250 years after New Amsterdam, the coarsely planned colonial streets gave birth to the skyscraper and to the world’s financial capital. The narrow lanes, meant for small houses, now host some of the tallest buildings in the world, which have obscured the ground perpetually in shadow. On quiet blocks, or at night, squeezed between the concrete canyons, you can almost hear the clogged feet on packed earth, the cantor of a passing horse, or the whispers in Dutch. All historical facts aside, this is where one can feel closest to the distant outpost on the edge of the world that once was.
Appropriately, in the end, one of my most striking New York moments was not here, but in old Amsterdam, in the train station, when I heard a departure announcement for Breukelen. Full circle around the elusive story of Dutch New York.
HAPPY NEW YEAR! All best wishes to thee and thine.
This is a re-run of an article I wrote for onefive4gallery.com, a collective of artists from a multitude of disciplines. Check them out!
In recent years, vintage toy cameras have been gaining artistic appeal. Why?….
The Holga, the Diana, and others… they were among the lamest cameras of the ’60′s and ’80′s – cheap plastic give-aways that kids would save cereal box-tops for. The bottom pile of an increasingly sophisticated artform, when photography was becoming precise and razor sharp in its aesthetic and production. In their time, a camera with a plastic lens, dubious aperture settings and a vague focusing system, was definitely not to be taken seriously.
Whether it likes it or not, the present always looks towards the past. So in our digital world, with our digital aesthetics, it is inevitable that we begin to see nostalgia, and even to seek nostalgia, in what we look at and listen to. This is why music, trends, and art tend to repeat themselves every few generations or so.
These weak pieces of plastic have, for the first time, begun to mean something to the art of photography. We have come to expect perfection in our pictures, but the hearts of many of us still hold dear the imperfect images of our memories.
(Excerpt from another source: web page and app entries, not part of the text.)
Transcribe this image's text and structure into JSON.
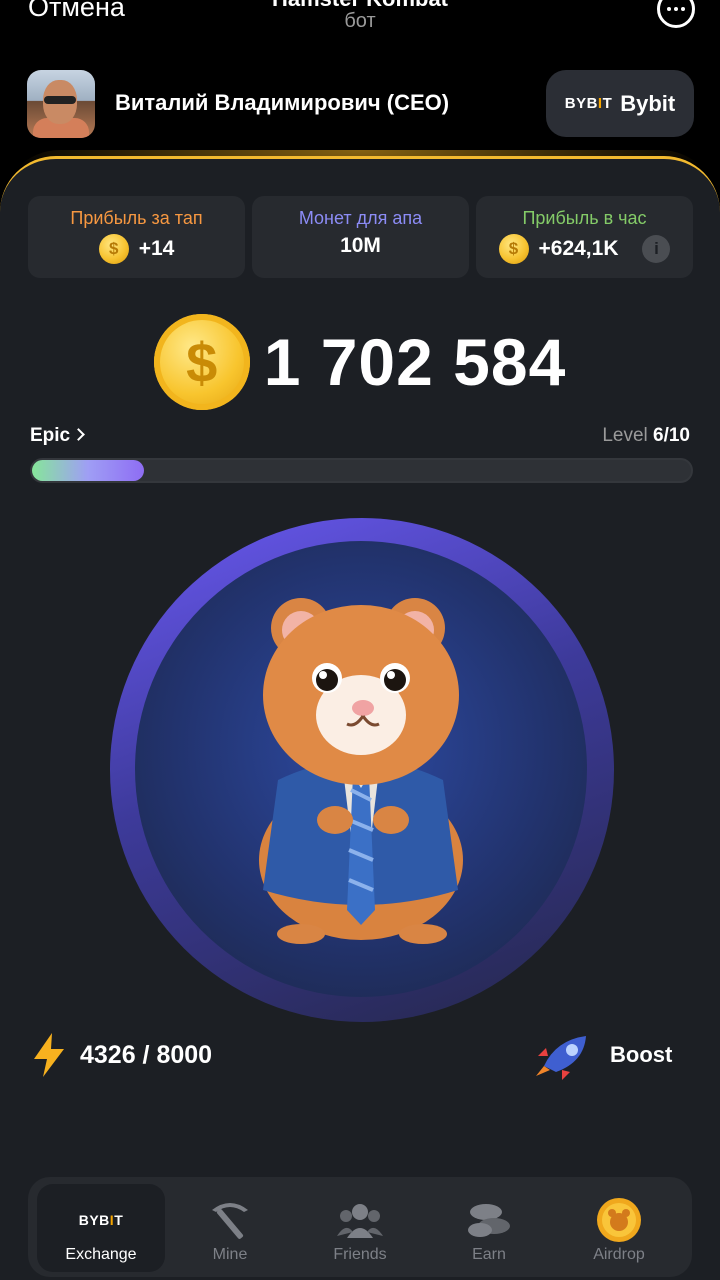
{
  "telegram": {
    "cancel_label": "Отмена",
    "title": "Hamster Kombat",
    "subtitle": "бот",
    "more_icon": "more-dots-icon"
  },
  "user": {
    "name": "Виталий Владимирович (CEO)",
    "exchange_button_logo": "BYB!T",
    "exchange_button_label": "Bybit"
  },
  "stats": [
    {
      "label": "Прибыль за тап",
      "value": "+14",
      "label_color": "#f79841"
    },
    {
      "label": "Монет для апа",
      "value": "10M",
      "label_color": "#8c8cf6"
    },
    {
      "label": "Прибыль в час",
      "value": "+624,1K",
      "label_color": "#84cb68"
    }
  ],
  "balance": "1 702 584",
  "league": {
    "name": "Epic",
    "level_prefix": "Level",
    "level_value": "6/10",
    "progress_fraction": 0.17
  },
  "energy": {
    "value": "4326 / 8000",
    "icon": "lightning-icon"
  },
  "boost": {
    "label": "Boost",
    "icon": "rocket-icon"
  },
  "nav": {
    "exchange_logo": "BYB!T",
    "items": [
      {
        "label": "Exchange",
        "active": true
      },
      {
        "label": "Mine",
        "active": false
      },
      {
        "label": "Friends",
        "active": false
      },
      {
        "label": "Earn",
        "active": false
      },
      {
        "label": "Airdrop",
        "active": false
      }
    ]
  },
  "colors": {
    "accent": "#f3ba2f",
    "background": "#1c1f24",
    "card": "#272a2f"
  }
}
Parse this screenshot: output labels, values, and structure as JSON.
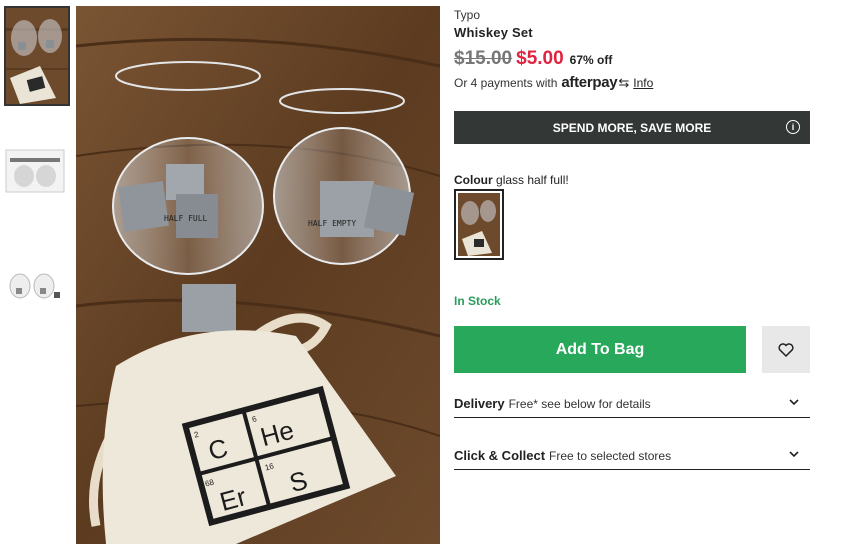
{
  "gallery": {
    "thumbnails": [
      {
        "name": "thumbnail-glasses-stones",
        "selected": true
      },
      {
        "name": "thumbnail-box-packaging",
        "selected": false
      },
      {
        "name": "thumbnail-glasses-white",
        "selected": false
      }
    ],
    "bag_text": {
      "c": "C",
      "he": "He",
      "er": "Er",
      "s": "S",
      "n2": "2",
      "n6": "6",
      "n68": "68",
      "n16": "16"
    },
    "glass_text": {
      "left": "HALF FULL",
      "right": "HALF EMPTY"
    }
  },
  "product": {
    "brand": "Typo",
    "title": "Whiskey Set",
    "price_was": "$15.00",
    "price_now": "$5.00",
    "discount": "67% off",
    "afterpay_prefix": "Or 4 payments with",
    "afterpay_logo": "afterpay",
    "afterpay_info": "Info"
  },
  "promo": {
    "label": "SPEND MORE, SAVE MORE",
    "icon": "info-icon"
  },
  "colour": {
    "label": "Colour",
    "value": "glass half full!"
  },
  "stock": {
    "status": "In Stock"
  },
  "actions": {
    "add_to_bag": "Add To Bag",
    "wishlist_icon": "heart-icon"
  },
  "accordions": [
    {
      "title": "Delivery",
      "subtitle": "Free* see below for details"
    },
    {
      "title": "Click & Collect",
      "subtitle": "Free to selected stores"
    }
  ],
  "colors": {
    "accent_green": "#27a85b",
    "sale_red": "#e0243f",
    "promo_bg": "#333837"
  }
}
This is one of the basic appeals of a camera like the Holga or Diana. Pop in a roll of old-school 120 film and shoot the best you can without the benefit of a re-do. Then rush the roll to a lab and wait a small eternity for the turn-around- At first, all this ends in frustration- casting off precious dollars for 12 frames of failure. Eventually you get it right though, and begin to get pictures that many would say were shot decades ago – back in that world of memory.
But this effect is now possible digitally- with apps like instagram, hipstamatic, etc. For now, the eye can still tell the difference between digital effect and real analog, but very soon, the two will be indistinguishable.Digital has far outpaced what film can do. So it goes- there’s no purist indignation here.
Then – what’s the point of having a love affair with analog film, and especially for cheapie plastic cameras?
Two reasons that come to mind:
1) There are no re-do’s. You have to get it right the first time. This frees the instinct to have full sway, and often, instinct is the best force we have. There are no fancy knobs and settings, no science. Just you and the light.
2) Also, the chemical properties of film are totally integral to the image produced. Each make of film has its own basic character that can’t be circumvented. Choosing the right film for your vision is like finding the right spice for a meal- once you start with it, it’s there to stay. And- analog processing is subject to temperature, time, and density- functions of the physical world. It’s a more dynamic, organic, process.
Careful re-makes of vintage toy cameras are sold all over the place now, and analog is definitely in fashion lately. It has all the trappings of a fad. Who knows if it will stick. Who cares?… It’s an endlessly fun art, and that’s all it really needs to be.
For more of my analog, toy camera pics: